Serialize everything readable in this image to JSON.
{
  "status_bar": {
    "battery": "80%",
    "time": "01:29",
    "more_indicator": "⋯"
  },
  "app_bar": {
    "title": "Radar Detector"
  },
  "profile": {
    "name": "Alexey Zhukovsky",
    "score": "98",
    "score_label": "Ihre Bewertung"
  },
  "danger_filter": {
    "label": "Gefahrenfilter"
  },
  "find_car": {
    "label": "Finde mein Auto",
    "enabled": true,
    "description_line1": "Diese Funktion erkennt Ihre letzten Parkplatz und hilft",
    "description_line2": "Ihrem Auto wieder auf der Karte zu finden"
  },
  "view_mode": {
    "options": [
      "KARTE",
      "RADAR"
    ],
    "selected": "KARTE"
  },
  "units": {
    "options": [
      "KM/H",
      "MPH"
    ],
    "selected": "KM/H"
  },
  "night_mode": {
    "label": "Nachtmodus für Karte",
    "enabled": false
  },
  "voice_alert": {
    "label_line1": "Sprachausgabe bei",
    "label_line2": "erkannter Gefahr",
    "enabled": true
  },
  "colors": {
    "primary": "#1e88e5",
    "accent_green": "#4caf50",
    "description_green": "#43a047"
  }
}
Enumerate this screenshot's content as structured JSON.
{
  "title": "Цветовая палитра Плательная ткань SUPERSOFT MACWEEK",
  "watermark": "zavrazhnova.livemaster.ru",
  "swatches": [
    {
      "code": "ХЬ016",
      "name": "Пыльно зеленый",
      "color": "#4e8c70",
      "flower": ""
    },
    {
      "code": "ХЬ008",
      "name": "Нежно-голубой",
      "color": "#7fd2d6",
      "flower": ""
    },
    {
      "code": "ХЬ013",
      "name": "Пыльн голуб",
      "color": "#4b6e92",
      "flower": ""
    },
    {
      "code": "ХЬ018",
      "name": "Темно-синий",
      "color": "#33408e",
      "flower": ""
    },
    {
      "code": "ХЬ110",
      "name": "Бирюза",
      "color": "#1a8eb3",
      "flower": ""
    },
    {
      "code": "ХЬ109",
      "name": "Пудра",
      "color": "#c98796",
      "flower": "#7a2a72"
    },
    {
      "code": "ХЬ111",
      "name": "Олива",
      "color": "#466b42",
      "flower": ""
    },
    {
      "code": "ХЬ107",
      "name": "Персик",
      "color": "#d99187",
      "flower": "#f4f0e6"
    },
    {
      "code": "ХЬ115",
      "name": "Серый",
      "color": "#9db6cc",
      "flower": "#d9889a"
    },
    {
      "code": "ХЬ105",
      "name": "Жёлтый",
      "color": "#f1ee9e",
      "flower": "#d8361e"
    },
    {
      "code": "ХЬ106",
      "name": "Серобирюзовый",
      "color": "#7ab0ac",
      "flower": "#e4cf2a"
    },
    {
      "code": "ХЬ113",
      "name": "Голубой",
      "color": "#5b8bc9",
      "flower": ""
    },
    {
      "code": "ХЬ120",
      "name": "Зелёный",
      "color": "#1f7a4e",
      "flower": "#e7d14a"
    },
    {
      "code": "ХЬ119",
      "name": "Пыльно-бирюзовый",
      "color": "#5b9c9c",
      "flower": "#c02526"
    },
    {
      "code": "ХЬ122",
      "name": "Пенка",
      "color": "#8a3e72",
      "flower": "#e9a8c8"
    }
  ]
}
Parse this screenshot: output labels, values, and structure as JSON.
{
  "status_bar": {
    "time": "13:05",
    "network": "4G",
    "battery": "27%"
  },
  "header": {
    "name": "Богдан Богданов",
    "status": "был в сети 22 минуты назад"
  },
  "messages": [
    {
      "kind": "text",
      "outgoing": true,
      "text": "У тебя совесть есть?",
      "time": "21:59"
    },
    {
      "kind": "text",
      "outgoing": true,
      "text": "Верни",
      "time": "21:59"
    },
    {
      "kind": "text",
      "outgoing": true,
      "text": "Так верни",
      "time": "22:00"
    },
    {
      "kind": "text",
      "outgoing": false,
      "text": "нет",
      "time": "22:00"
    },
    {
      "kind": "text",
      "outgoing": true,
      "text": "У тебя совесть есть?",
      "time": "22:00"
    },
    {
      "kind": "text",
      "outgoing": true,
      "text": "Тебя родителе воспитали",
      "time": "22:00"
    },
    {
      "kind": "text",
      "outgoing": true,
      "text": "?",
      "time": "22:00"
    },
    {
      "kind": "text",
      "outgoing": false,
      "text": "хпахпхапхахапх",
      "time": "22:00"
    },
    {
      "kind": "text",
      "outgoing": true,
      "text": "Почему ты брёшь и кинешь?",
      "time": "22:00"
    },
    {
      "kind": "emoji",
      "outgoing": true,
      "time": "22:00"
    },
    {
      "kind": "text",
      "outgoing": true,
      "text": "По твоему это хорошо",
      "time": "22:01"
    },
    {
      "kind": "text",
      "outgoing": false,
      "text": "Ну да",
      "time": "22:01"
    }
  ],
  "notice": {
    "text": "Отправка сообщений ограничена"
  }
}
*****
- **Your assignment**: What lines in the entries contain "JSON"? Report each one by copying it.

- **The answer**:
Serialize everything readable in this image to JSON.
Enumerate this screenshot's content as structured JSON.
Parse this screenshot: output labels, values, and structure as JSON.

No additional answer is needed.